APWU NY Metro Press Release
August 27, 2014, Greater NY/Harlem YMCA –
An impassioned community turned out in force for a public hearing with the USPS concerning the relocation of the College Station Post Office at 217 W. 140th Street. The unanimous message was: We need College Station open and here. The community speakers ranged from the oldest (94-years young Katherine Nicholson, who said she’s “old but not senile” and “can see that more people live here than before”) to the youngest (9-year-old Christopher Lane, who was worried that people would lose jobs). The Community Board 10 representative opposed the relocation because it would create a severe hardship for the many people who rely on walking.
The consensus was that the Postal Service made a farce of “community input.” There was no microphone, no recorder, and no official minutes of the meeting. The sense of the body was that Postal Service decisions on closing community offices were based on race and class, not volume. This part of Harlem has had an increase in people and businesses so why would downsizing target College Station?
In answer, Postal Service managers provided a one-page handout about “potential relocation.” They evaded questions about what or where the new location would be. But clerks working at the post offices involved told us it’s a “done deal.” Letter carriers have already been moved to Lincolnton Post Office and areas are being set up at Lincolnton for the move from College and Hamilton Grange Stations. College Station is slated to be closed, not magically lifted up and “relocated.”
Jonathan Smith, President of the NY Metro Area Postal Union, APWU, called out the USPS for “attacking and disrespecting the poorest communities” in the name of saving money. “The Postal Service was created to serve the people, not make profits. It is a Constitutional right.” Ideas to expand postal functions with banking, faxing, e-mailing that would help the community and make money are ignored.

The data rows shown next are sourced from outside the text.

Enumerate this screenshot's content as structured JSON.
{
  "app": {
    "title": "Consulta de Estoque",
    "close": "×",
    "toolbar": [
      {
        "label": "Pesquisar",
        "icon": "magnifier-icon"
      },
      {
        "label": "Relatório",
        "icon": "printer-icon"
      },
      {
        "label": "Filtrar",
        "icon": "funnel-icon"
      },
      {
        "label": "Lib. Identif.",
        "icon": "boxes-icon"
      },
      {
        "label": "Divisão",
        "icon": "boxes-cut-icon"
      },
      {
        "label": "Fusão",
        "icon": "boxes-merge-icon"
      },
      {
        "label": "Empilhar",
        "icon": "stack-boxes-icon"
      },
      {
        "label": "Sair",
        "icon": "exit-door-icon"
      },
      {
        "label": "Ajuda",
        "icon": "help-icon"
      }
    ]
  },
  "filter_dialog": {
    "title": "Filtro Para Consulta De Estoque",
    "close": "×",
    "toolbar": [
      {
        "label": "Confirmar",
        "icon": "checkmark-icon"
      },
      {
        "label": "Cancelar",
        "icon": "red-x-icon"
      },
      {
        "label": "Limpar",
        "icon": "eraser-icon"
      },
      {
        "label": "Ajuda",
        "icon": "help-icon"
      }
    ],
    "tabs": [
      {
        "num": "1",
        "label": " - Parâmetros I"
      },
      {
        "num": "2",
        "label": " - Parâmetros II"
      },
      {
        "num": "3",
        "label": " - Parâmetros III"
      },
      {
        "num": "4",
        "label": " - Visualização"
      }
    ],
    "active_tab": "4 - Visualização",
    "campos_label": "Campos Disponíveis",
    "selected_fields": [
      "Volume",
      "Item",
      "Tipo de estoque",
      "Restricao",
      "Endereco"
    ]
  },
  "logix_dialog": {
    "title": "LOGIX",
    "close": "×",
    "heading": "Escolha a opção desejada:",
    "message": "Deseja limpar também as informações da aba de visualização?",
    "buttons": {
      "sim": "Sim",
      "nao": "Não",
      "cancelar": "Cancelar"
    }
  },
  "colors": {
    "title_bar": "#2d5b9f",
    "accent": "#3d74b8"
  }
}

Actor Ron Canada spoke as a longtime customer of College Station. He pointed out that the Postal Service is on “a suicide mission to help the privatizers,” and encouraged residents to contact Congressman Charles Rangel, and Senators Schumer and Gillibrand to say that the community will not stand for this cut of needed service. None of the elected officials had bothered to show up despite the attack on the quality of life of their constituents.
Mary Pannell of National Action Network vowed to go door to door to alert people to the impact of closing College Station. This is about privatization of public service. “Where there’s private interests, there’s usually corruption.” The Post Office has billions that it has been paying into the ridiculous requirement to prefund health benefits 75 years ahead for people who aren’t even born yet. Congress did this. And Congress can undo it.
Retired Mail Handler John Dennie quoted from the Washington Post expose of USPS real estate deals with CBRE to sell historic postal buildings. If College Station is going to be sold, why not use a local realtor. “They’re coming into Harlem to snatch up what belongs to Harlem.” Tyreta Foster, Esq. the owner of a boutique law firm in Harlem, needs the local post office because time is of the essence in her work. She asserted that ‘race’ is a factor in the closure of College Station Post Office and that they will not be able to take away local post offices in midtown and Wall Street because those communities will not let it happen. Ms. Foster encouraged everyone to write to all of their legislators as well as US Postal officials to demand that College Station remain open and receive more funding for additional staff and self-service options.
To chants of “Who’s Post Office?” “The people’s Post Office!” the meeting came to an end. Jon Smith told the group, “Welcome to the fight. They came to the right place because Harlem knows how to fight!”
Postal Defenders, Community Labor United for Postal Jobs and Services, NAN Youth Move and many members of the Central Harlem Community march with NY Metro Area APWU to save College Station Post Office on August 27, 2014. (Photos via Retired Mail Handler and current Postal Defender John Dennie)